The video game tie-in has basically become a standard part of your average summer family movie package, alongside the plush toys and the backpacks and all the other marketing flotsam. So, it's no surprise that Activision has released a Shrek 2 video game just weeks before the film opens. What is surprising, considering the bottom-of-the-barrel level of quality you usually get from kid-friendly licensed games, is that it's actually pretty good. Hot off of True Crime: Streets of LA, Shrek 2 seems like an extreme shifting of gears for developer Luxoflux, but to its credit, the game comes together fairly well. However, the older kids who found some chuckles in the adult-aimed nudge-and-winks found in the original Shrek movie probably aren't going to find anything too compelling here.
Shrek 2 doesn't lean on the movie tie-in nearly as much as it could--which is a good thing.

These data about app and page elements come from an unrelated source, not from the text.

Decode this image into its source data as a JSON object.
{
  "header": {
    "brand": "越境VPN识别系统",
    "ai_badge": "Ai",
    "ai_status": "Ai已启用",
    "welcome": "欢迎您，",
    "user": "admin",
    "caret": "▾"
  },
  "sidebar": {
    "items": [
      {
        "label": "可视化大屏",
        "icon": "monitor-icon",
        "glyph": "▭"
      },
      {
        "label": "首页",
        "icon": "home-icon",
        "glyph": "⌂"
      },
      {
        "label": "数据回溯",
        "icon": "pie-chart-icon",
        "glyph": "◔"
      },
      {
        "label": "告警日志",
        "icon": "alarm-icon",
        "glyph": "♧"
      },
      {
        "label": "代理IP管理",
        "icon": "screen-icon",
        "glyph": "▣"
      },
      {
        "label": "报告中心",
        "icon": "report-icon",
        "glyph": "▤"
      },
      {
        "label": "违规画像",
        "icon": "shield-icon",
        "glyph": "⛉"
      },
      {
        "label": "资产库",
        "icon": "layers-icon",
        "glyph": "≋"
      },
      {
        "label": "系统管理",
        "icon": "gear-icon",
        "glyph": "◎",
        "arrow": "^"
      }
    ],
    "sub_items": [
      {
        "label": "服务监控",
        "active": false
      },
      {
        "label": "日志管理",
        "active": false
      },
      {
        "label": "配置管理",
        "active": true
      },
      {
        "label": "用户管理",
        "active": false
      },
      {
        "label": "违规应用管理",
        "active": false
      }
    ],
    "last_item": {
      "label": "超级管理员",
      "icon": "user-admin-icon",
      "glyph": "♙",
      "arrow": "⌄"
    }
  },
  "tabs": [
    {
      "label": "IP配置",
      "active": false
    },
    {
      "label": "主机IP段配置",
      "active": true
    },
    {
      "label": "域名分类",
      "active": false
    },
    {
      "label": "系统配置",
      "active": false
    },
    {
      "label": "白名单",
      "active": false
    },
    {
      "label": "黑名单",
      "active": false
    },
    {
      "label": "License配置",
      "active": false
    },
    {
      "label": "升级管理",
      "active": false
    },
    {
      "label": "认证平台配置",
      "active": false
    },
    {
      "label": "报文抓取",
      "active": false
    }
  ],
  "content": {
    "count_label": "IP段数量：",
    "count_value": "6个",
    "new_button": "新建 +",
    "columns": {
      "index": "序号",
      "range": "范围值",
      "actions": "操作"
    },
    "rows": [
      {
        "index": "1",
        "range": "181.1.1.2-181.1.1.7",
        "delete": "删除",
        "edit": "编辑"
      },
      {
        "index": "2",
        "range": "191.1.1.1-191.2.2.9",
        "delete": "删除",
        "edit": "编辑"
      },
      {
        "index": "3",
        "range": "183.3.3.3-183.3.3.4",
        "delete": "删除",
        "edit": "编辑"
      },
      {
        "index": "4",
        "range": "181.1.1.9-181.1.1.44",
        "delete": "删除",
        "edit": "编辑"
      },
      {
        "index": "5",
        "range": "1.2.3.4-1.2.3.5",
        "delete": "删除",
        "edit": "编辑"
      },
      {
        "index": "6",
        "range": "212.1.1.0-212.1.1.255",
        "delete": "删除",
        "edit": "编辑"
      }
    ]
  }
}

Though Shrek 2 the motion picture has yet to be released, the game seems to be based somewhat loosely on the film. Shrek and his new ogress bride, Fiona, along with Shrek's faithful companion, Donkey, go to meet Fiona's royal parents in Far Far Away, who are appalled that their daughter has married an ogre. With the help of a well-connected fairy godmother, the king hopes to rub out Shrek, which produces unexpected results.
For most of the game, you'll be controlling a pack of four characters--Shrek, Donkey, and Fiona serve as your primaries, though your party members regularly rotate out, with a cast of fairy-tale celebrities, including the Gingerbread Man, Lil' Red, Puss in Boots, and The Big Bad Wolf, among others, filling in empty slots. The action is largely puzzle-based with a bit of a focus on teamwork. The game is good about providing plenty of visual clues that make most of the obstacles a breeze. Though you'll only have control over one character at a time, a quick tap on the shoulder buttons allows you to cycle through them, which you'll be doing quite often since each character has its own specific talents, and the game is filled with obstacles that can only be conquered by using these specific talents the right way. This means that there's the occasional trial and error, but the game is pretty generous with the checkpoints, so you generally won't have to play through extended stretches of the game over and over again. The other three characters are controlled by the computer and they're usually solid about following your lead, though their pathing isn't always terrific and they will occasionally get snagged on an obstacle.
Having four characters at your disposal, and having the characters change with regularity, really gives you a lot of gameplay options, and Luxoflux does a good job of taking advantage of that. The beauty of the team-based design of Shrek 2 is that it easily transitions into a four-way multiplayer co-op game, and players can very easily join and drop out of games that are already in progress.
The game will regularly veer off from the action and the puzzle solving and turn into a simple beat-'em-up, which isn't nearly as fun or satisfying because the fighting mechanics are extremely limited and the controls are a little too sloppy. The game is sprinkled with Hero Time minigames, which single out one of your team members for a specific task. For example, in one level, Donkey has to ride on top of a dragon while pursuing Fiona through a dark and menacing forest. These little self-contained bits are some of the best fun that Shrek 2 has to offer, as they help add a bit more variety to the experience.